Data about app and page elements
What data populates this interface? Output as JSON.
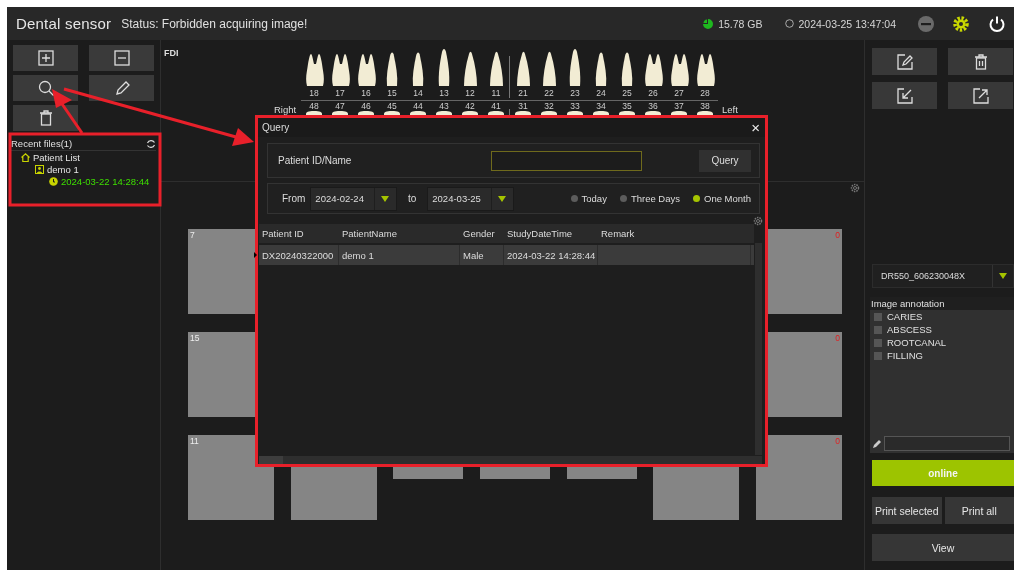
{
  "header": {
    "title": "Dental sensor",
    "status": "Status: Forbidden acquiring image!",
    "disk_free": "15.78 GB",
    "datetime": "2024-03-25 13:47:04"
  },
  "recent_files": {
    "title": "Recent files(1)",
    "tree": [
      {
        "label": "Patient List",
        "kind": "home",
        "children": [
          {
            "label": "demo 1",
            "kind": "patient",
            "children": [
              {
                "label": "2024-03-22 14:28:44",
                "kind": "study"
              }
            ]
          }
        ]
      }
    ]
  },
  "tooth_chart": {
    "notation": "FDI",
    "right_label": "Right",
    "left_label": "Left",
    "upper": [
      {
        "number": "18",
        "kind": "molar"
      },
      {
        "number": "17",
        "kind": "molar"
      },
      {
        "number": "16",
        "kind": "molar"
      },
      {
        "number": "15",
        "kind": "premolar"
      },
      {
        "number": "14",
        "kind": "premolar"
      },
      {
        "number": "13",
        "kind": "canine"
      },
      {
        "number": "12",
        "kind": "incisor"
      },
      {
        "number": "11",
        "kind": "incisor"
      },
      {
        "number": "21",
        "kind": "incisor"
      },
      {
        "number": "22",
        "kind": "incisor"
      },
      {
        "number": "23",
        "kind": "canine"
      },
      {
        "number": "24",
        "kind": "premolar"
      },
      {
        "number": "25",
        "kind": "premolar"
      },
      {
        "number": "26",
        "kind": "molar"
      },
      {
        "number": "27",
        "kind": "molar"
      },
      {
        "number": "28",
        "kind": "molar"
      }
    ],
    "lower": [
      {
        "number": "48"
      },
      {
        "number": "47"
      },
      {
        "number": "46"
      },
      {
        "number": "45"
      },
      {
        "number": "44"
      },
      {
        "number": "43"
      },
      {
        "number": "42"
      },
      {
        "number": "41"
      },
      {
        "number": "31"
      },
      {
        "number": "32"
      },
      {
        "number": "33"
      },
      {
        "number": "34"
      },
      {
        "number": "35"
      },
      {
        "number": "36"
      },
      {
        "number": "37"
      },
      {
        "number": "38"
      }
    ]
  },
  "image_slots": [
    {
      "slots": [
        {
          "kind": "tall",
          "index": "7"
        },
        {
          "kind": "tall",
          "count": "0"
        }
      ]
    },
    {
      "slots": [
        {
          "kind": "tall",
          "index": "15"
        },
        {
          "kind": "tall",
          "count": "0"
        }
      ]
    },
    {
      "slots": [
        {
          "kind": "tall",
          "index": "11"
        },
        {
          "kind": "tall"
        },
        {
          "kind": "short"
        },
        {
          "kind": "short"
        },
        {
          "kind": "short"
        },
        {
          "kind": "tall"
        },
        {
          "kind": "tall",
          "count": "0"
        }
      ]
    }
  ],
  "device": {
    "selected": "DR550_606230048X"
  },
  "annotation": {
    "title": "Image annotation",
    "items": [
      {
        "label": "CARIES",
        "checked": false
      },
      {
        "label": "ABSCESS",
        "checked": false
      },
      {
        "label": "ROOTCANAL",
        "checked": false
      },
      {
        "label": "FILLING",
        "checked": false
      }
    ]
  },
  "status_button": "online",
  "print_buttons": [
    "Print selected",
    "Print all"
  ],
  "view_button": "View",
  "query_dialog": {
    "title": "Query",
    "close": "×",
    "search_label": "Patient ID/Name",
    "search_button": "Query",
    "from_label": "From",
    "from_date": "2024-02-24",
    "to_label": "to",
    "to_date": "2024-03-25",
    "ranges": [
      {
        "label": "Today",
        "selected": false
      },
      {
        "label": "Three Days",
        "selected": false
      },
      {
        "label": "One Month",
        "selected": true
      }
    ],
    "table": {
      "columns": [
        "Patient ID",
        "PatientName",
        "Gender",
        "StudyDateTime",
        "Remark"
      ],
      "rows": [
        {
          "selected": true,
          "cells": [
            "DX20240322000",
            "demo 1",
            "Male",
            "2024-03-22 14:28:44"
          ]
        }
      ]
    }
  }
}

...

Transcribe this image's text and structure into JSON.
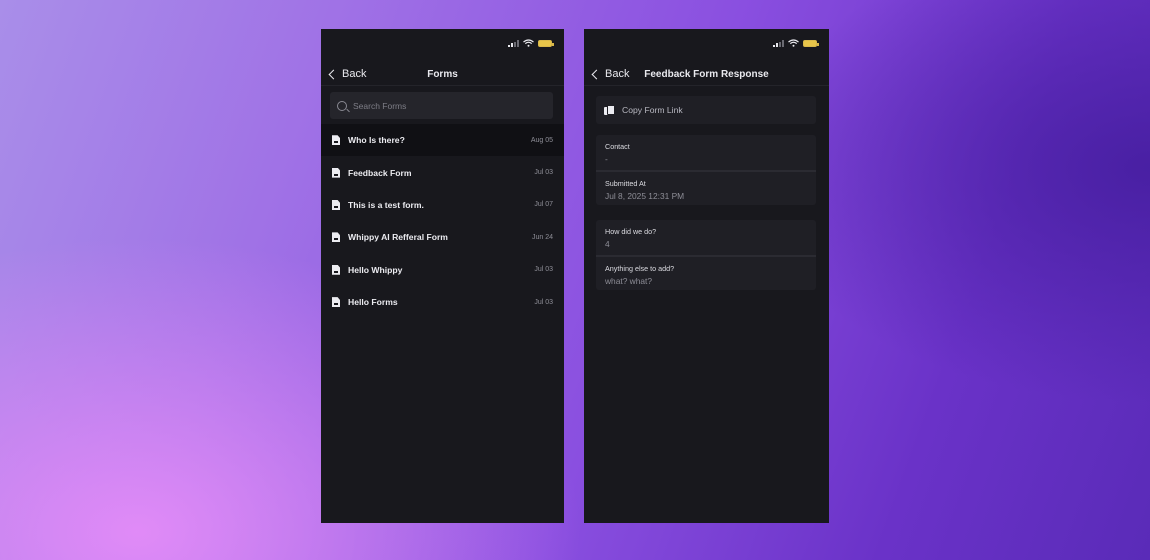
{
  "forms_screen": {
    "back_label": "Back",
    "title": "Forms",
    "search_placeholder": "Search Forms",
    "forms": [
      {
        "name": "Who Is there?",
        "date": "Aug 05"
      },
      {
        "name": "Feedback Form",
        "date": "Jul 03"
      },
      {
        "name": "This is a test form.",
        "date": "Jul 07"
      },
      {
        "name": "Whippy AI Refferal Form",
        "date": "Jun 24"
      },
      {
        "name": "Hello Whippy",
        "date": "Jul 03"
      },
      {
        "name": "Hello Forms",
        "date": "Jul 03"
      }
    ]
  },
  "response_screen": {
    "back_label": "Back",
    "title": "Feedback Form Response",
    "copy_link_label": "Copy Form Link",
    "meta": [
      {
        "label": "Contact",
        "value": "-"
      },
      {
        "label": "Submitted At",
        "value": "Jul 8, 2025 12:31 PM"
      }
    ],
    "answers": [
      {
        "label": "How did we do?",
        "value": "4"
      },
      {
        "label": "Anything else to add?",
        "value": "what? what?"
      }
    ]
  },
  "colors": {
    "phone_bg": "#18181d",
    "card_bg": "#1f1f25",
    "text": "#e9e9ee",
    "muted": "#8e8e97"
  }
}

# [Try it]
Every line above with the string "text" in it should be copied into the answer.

# [Answer to the exercise]
Transcribe this image's text and structure into JSON.
    "text": "#e9e9ee",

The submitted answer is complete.